OMG… this tip changed how I enjoy homemade pumpkin seeds for life! Even better, my husband, stepdad, and kiddos all love how they turn out. Not spicy, but flavorful. Salty, but not overly. Simply just right.
Seeds from one pumpkin (about 1–2 cups)
1/4 cup salt (to boil the seeds)
2 cups water
1T seasoning mix (I used a mixture of garlic powder, garlic salt and cumin)
2T olive oil
Preheat oven to 300-degrees
Pull fresh seeds from a pumpkin. Ideally, one that was cut for a jack-o-lantern or making a pumpkin-based recipe. You’ll get anywhere from 1-2 cups per pumpkin. Of course this, varies.
Place seeds in a bowl of water. Wash the seeds by rubbing them between your hands. The pulp and goo will fall to the bottom of the bowl and the seeds will float.
Use your hands to remove the floating seeds from the cleaning bowl. Place them directly into a pan with 2 cups of boiling water and 1/4 cup salt
Boil the seeds for about 5 minutes. You’ll notice that they will become slightly saturated / darker. That means they’re done.
Strain the seeds from the water and place directly onto a baking dish.
Drizzle the seeds with 2T olive oil and sprinkle with about 1T seasoning mix
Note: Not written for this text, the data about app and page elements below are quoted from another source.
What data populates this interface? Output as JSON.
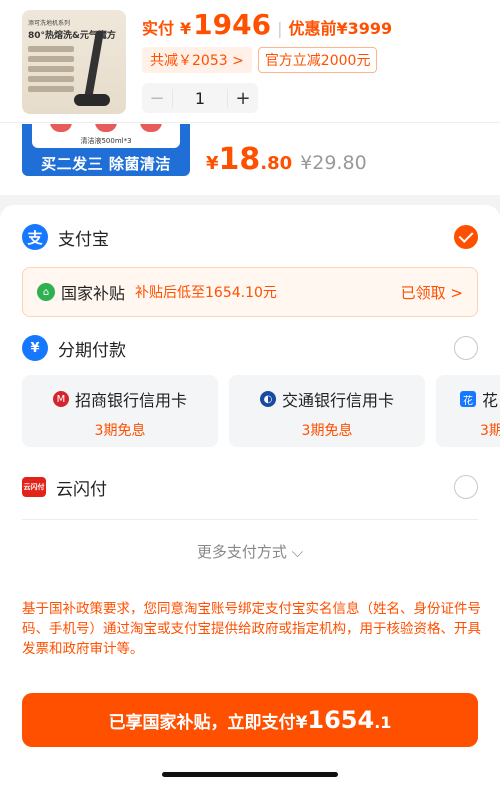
{
  "product": {
    "thumb_badge": "添可洗地机系列",
    "thumb_headline": "80°热熔洗&元气魔方",
    "pay_label": "实付",
    "currency": "¥",
    "pay_amount": "1946",
    "before_label": "优惠前",
    "before_amount": "¥3999",
    "discount_tag": "共减￥2053 >",
    "official_tag": "官方立减2000元",
    "quantity": "1",
    "minus": "−",
    "plus": "+"
  },
  "promo": {
    "cap_text": "清洁液500ml*3",
    "label": "买二发三 除菌清洁",
    "yen": "¥",
    "price_int": "18",
    "price_dec": ".80",
    "orig_price": "¥29.80"
  },
  "payment": {
    "alipay_label": "支付宝",
    "subsidy": {
      "title": "国家补贴",
      "desc": "补贴后低至1654.10元",
      "status": "已领取 >"
    },
    "installment_label": "分期付款",
    "cards": [
      {
        "name": "招商银行信用卡",
        "sub": "3期免息"
      },
      {
        "name": "交通银行信用卡",
        "sub": "3期免息"
      },
      {
        "name": "花",
        "sub": "3期"
      }
    ],
    "unionpay_label": "云闪付",
    "unionpay_icon_text": "云闪付",
    "more_label": "更多支付方式 ⌵",
    "notice": "基于国补政策要求，您同意淘宝账号绑定支付宝实名信息（姓名、身份证件号码、手机号）通过淘宝或支付宝提供给政府或指定机构，用于核验资格、开具发票和政府审计等。",
    "cta_prefix": "已享国家补贴，立即支付",
    "cta_yen": "¥",
    "cta_int": "1654",
    "cta_dec": ".1"
  },
  "colors": {
    "accent": "#ff5000",
    "alipay": "#1677ff",
    "subsidy_green": "#2fb152",
    "promo_blue": "#1f6fd6"
  }
}
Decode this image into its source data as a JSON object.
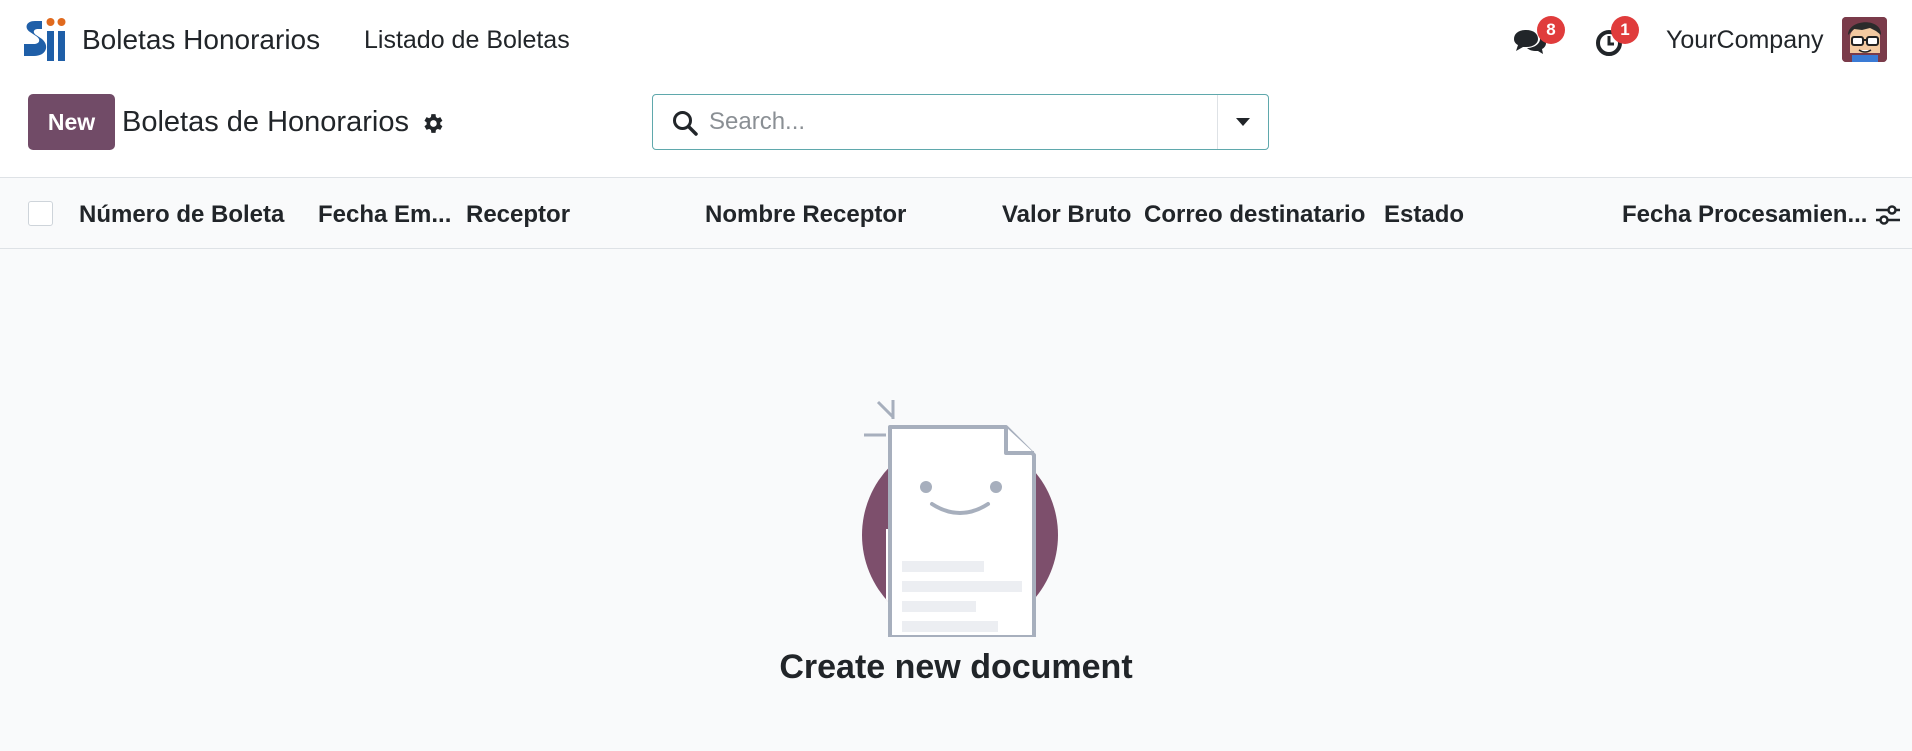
{
  "navbar": {
    "app_name": "Boletas Honorarios",
    "menu_item": "Listado de Boletas",
    "messages_count": "8",
    "activities_count": "1",
    "company": "YourCompany"
  },
  "control_panel": {
    "new_label": "New",
    "title": "Boletas de Honorarios",
    "search_placeholder": "Search..."
  },
  "table": {
    "columns": [
      "Número de Boleta",
      "Fecha Em...",
      "Receptor",
      "Nombre Receptor",
      "Valor Bruto",
      "Correo destinatario",
      "Estado",
      "Fecha Procesamien..."
    ]
  },
  "empty_state": {
    "title": "Create new document"
  },
  "colors": {
    "brand": "#714b67",
    "badge": "#e03c3c",
    "logo_blue": "#1f5fa8",
    "logo_orange": "#e06a1e"
  }
}
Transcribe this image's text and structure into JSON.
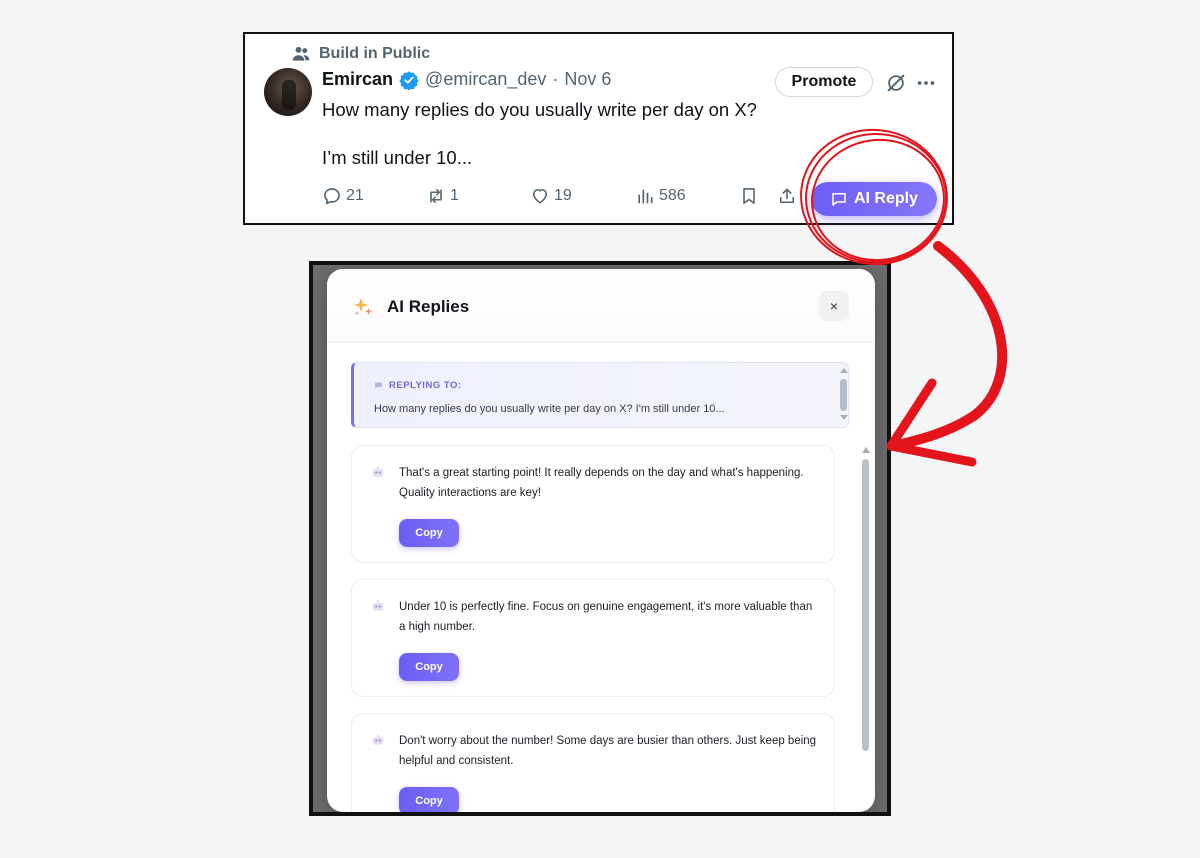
{
  "tweet": {
    "social_context": "Build in Public",
    "author_name": "Emircan",
    "handle": "@emircan_dev",
    "separator": "·",
    "date": "Nov 6",
    "promote_label": "Promote",
    "text": "How many replies do you usually write per day on X?\n\nI’m still under 10...",
    "stats": {
      "replies": "21",
      "reposts": "1",
      "likes": "19",
      "views": "586"
    },
    "ai_reply_label": "AI Reply"
  },
  "modal": {
    "title": "AI Replies",
    "close_label": "×",
    "replying_to_label": "REPLYING TO:",
    "replying_to_text": "How many replies do you usually write per day on X? I'm still under 10...",
    "replies": [
      {
        "text": "That's a great starting point! It really depends on the day and what's happening. Quality interactions are key!",
        "copy_label": "Copy"
      },
      {
        "text": "Under 10 is perfectly fine. Focus on genuine engagement, it's more valuable than a high number.",
        "copy_label": "Copy"
      },
      {
        "text": "Don't worry about the number! Some days are busier than others. Just keep being helpful and consistent.",
        "copy_label": "Copy"
      }
    ]
  },
  "colors": {
    "accent": "#6d5ef5",
    "annotation_red": "#e3141b",
    "text_primary": "#0f1419",
    "text_secondary": "#536471",
    "verified_blue": "#1d9bf0"
  },
  "icons": [
    "community-icon",
    "verified-badge-icon",
    "grok-icon",
    "more-icon",
    "reply-icon",
    "repost-icon",
    "like-icon",
    "views-icon",
    "bookmark-icon",
    "share-icon",
    "ai-chat-icon",
    "sparkle-icon",
    "chat-bubble-icon",
    "bot-icon"
  ]
}
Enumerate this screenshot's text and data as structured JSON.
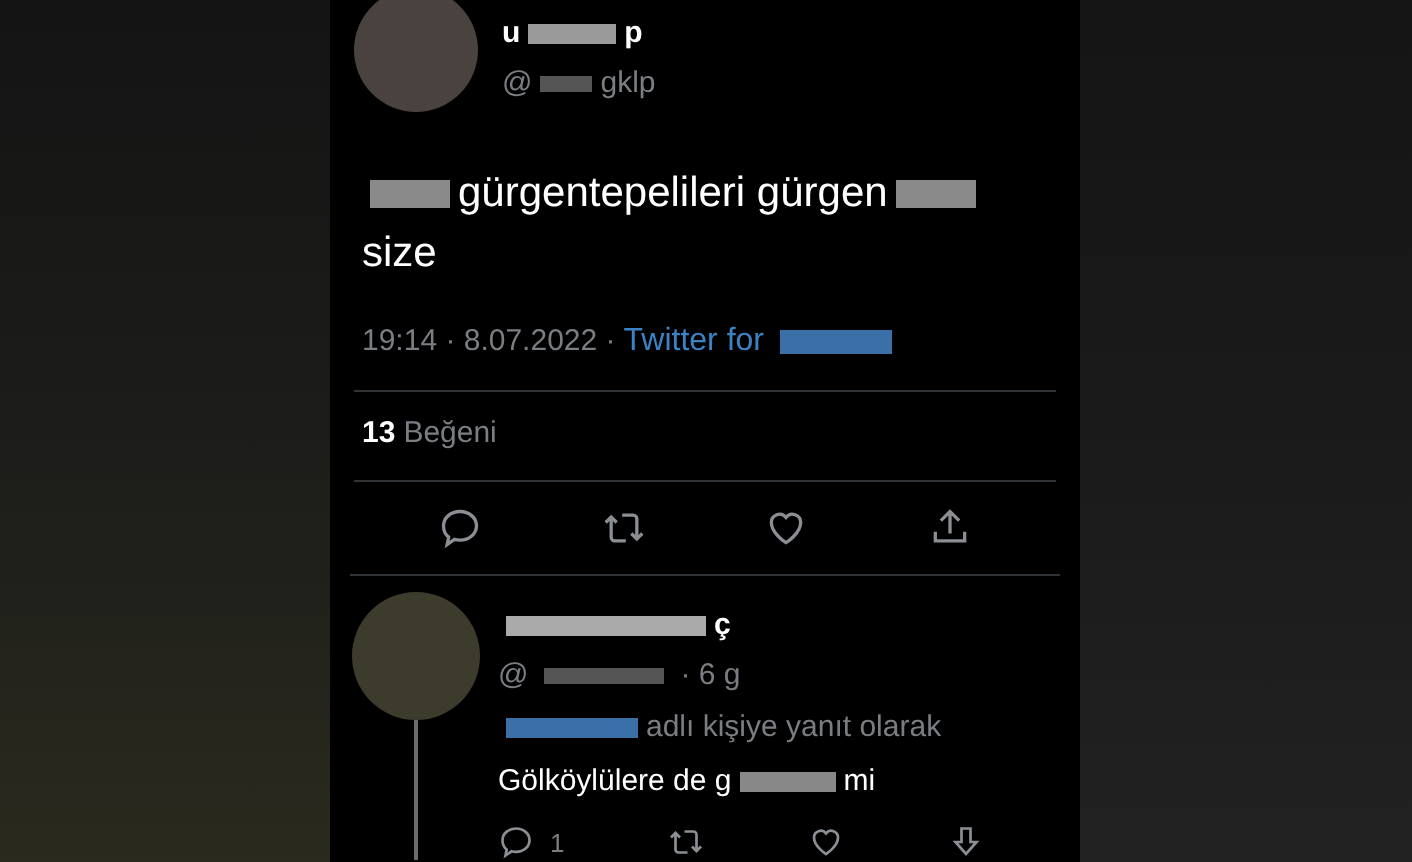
{
  "tweet": {
    "author": {
      "name": [
        {
          "kind": "text",
          "text": "u"
        },
        {
          "kind": "censor"
        },
        {
          "kind": "text",
          "text": "p"
        }
      ],
      "handle": [
        {
          "kind": "text",
          "text": "@"
        },
        {
          "kind": "censor"
        },
        {
          "kind": "text",
          "text": "gklp"
        }
      ]
    },
    "body": [
      {
        "kind": "censor"
      },
      {
        "kind": "text",
        "text": "gürgentepelileri gürgen"
      },
      {
        "kind": "censor"
      },
      {
        "kind": "break"
      },
      {
        "kind": "text",
        "text": "size"
      }
    ],
    "time": "19:14 · 8.07.2022 ·",
    "source": [
      {
        "kind": "link",
        "text": "Twitter for"
      },
      {
        "kind": "censor"
      }
    ],
    "likes_count": "13",
    "likes_label": "Beğeni"
  },
  "reply": {
    "name": [
      {
        "kind": "censor"
      },
      {
        "kind": "text",
        "text": "ç"
      }
    ],
    "handle": [
      {
        "kind": "text",
        "text": "@"
      },
      {
        "kind": "censor"
      }
    ],
    "age": "· 6 g",
    "reply_to": [
      {
        "kind": "censor"
      },
      {
        "kind": "text",
        "text": "adlı kişiye yanıt olarak"
      }
    ],
    "text": [
      {
        "kind": "text",
        "text": "Gölköylülere de g"
      },
      {
        "kind": "censor"
      },
      {
        "kind": "text",
        "text": "mi"
      }
    ],
    "reply_count": "1"
  }
}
Place into 300-degree oven for approximately 35 minutes, or until the reach your desired level of ‘toast’
Let cool & enjoy!
Feel free to adjust the seasoning to fit your taste. The recipe recommends about 1T of seasoning total, so you can play a bit. Of course, I’d LOVE to add a bit of ancho chile powder, but my family would freak out. 🙂
You can also use butternut squash seeds (or really, any squash) with this recipe.
Typically, we eat these seeds straight, but they’re also delicious added to salads or sprinkled on top of pumpkin muffins.
Keywords: Pumkin Seeds, Snacks, Holiday
If you’re looking for another healthy snack recipe, try my super craveable snack bars I wrote for RAISE Magazine: Healthy No-Bake Oatmeal Bars